▶ **Problem to solve**
How many lines of the records hold the string "любил"? Reply with the number alone.

(Items from a dataset)
=== Begin Enclosure ===

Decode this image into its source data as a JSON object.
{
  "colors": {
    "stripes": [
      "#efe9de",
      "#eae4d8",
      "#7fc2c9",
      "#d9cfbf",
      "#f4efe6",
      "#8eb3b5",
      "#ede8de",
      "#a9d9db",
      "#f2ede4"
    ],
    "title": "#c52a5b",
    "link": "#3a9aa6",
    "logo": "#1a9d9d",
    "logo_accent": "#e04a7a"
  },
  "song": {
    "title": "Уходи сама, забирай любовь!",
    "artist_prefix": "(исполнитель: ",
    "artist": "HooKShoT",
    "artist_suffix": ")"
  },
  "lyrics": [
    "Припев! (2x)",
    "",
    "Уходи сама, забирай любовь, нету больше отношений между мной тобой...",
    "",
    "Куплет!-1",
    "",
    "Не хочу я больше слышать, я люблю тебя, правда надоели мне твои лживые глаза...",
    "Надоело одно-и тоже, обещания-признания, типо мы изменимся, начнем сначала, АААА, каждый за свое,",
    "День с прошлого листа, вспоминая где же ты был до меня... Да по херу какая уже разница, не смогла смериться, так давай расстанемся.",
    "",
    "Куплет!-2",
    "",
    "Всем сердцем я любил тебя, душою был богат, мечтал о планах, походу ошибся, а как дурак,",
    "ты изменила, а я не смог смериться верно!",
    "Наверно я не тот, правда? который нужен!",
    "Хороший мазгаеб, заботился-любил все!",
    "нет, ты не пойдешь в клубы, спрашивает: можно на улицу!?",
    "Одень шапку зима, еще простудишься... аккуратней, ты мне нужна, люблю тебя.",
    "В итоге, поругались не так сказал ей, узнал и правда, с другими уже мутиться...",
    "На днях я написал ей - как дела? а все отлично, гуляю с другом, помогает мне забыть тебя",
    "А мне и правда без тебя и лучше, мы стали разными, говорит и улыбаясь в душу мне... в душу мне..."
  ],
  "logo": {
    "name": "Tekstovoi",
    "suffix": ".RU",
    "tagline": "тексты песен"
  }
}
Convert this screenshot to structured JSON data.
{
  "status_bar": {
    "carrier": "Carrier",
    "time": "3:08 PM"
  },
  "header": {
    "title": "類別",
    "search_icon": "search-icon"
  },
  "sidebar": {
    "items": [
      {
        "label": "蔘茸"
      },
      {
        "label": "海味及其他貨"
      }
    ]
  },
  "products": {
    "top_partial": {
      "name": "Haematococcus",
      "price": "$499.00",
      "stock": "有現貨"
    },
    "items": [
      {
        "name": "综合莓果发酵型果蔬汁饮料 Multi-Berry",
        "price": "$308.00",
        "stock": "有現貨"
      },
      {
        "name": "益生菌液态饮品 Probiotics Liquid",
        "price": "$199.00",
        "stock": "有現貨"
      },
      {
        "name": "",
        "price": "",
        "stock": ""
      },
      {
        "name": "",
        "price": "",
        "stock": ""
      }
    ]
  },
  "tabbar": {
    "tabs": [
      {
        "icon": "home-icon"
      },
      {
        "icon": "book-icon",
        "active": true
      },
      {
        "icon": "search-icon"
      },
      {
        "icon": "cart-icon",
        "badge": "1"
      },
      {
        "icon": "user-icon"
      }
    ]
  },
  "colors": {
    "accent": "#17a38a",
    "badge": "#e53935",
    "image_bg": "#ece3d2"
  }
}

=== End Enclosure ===

▶ **Exercise output**
2